Household slaves, submit to your masters with all reverence not only to the good and gentle ones but also to the cruel. For it brings favor if, because of a consciousness of God, someone endures grief from suffering unjustly. For what credit is there if when you do wrong and are beaten, you endure it? But when you do what is good and suffer, if you endure it, this brings favor with God. (1 Peter 2:18-20)
Pastor John’s Notes:
Many people wonder why the Bible seems to be endorsing slavery at times. They will use passages like this as a reason to say that the Bible is culturally irrelevant or to discount the Bible entirely. Yet it is easy for people of one cultural location to question the logic of those in another. It is just as easy for people of one age of history to judge those of an earlier age. Whenever we do this, we miss the point of what the Bible is trying to teach us.
To set this instruction in its historical context, we should remember that in the ancient world, there was no such thing as welfare. If someone became impoverished, he might have no recourse but to sell himself out as a household slave. Such servants or slaves would live in the master’s household and serve the master’s family in return for room and board. Sometimes, household servants became like family members, so much so that there are even stipulations in the Old Testament for a public service to be performed where a household slave would become a permanent member of the family. It is within such a context that Peter is writing.
Peter instructs household servants to serve their masters well and to live as an example to the people they serve. Were we to try to find a modern comparison, we might consider our places of work and question whether or not we are serving well. Do we do the least amount of work required or do we do what we are paid to do? Do we slacken our pace the moment the supervisor walks out of sight or are we consistently diligent? Do we talk behind our bosses back or do we hold our tongues? If we are corrected, do we curse our employer behind his or her back or do we make the change that is required of us? Do we go the extra mile or do we drop everything the moment the bell rings? Peter wants us to see that our faith in Christ has an application to our immediate circumstances, even to our places of work. The manner of our living is the first step in our witness to Christ.

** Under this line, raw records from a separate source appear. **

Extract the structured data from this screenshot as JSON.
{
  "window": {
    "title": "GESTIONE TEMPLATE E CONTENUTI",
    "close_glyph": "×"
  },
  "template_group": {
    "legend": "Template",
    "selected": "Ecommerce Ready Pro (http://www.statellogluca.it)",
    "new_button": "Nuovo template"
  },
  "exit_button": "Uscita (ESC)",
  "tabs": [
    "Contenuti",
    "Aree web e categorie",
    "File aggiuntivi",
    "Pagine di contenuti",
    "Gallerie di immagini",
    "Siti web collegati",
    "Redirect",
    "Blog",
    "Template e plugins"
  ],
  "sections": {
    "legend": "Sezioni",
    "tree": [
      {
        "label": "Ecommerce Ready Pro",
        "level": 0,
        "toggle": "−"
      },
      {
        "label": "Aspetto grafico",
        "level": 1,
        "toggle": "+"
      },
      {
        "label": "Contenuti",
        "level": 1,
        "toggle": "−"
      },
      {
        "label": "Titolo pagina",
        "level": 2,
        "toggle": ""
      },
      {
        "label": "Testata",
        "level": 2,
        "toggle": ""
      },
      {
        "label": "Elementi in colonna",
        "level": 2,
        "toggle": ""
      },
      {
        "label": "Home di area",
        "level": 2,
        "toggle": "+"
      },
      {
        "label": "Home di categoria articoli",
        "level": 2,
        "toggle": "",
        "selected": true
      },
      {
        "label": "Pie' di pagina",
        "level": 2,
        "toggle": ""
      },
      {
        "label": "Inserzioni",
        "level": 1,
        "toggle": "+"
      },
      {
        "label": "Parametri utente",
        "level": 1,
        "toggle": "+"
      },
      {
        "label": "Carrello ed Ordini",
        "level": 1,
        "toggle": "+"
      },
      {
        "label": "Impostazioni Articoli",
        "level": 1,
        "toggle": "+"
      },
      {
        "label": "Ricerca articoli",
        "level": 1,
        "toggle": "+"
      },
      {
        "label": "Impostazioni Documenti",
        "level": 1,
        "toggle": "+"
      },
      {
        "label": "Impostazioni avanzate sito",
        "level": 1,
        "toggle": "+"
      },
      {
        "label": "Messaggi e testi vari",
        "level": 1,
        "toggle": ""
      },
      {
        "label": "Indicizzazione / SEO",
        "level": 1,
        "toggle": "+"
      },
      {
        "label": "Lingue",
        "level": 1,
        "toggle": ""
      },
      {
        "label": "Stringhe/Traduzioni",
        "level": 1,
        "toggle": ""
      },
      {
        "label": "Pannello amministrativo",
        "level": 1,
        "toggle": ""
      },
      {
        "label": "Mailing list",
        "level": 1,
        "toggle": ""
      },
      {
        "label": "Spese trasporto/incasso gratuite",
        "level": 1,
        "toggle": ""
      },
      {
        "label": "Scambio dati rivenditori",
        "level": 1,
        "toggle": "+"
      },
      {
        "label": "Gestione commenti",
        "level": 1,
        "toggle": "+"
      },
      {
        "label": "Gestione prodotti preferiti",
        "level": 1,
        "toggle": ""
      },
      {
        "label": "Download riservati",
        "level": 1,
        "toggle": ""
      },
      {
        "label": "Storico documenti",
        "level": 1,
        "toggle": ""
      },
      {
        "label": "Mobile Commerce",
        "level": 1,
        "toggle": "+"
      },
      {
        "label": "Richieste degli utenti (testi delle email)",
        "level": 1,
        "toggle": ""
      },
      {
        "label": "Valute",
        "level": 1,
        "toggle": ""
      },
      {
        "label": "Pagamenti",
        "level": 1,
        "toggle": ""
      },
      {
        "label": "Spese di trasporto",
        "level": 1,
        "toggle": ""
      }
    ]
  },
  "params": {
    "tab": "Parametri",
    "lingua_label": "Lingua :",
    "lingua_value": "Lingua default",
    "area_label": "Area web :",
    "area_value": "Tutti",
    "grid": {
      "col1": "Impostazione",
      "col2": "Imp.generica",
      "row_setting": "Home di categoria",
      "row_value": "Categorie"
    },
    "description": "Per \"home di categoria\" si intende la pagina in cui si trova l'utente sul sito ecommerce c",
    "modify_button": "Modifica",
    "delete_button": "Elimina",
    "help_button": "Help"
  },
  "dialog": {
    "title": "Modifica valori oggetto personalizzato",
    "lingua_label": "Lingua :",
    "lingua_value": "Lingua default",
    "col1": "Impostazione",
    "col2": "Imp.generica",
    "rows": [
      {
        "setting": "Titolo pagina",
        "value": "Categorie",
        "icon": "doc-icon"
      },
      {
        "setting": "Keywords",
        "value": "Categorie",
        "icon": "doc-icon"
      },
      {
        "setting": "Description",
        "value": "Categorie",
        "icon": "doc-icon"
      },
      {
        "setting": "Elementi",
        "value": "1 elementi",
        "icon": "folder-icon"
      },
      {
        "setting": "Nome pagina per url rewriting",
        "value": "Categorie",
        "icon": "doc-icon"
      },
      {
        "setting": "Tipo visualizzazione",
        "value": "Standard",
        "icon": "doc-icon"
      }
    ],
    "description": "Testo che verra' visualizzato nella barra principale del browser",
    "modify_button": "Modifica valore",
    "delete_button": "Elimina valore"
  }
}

Lord, help me to serve the people around me, even if some things don’t go my way. Give me the gift of patience in adversity so that I might model Christ-like endurance for those I serve. Let my service become exemplary, not that I might receive any commendation, but that you might be honored in all I do.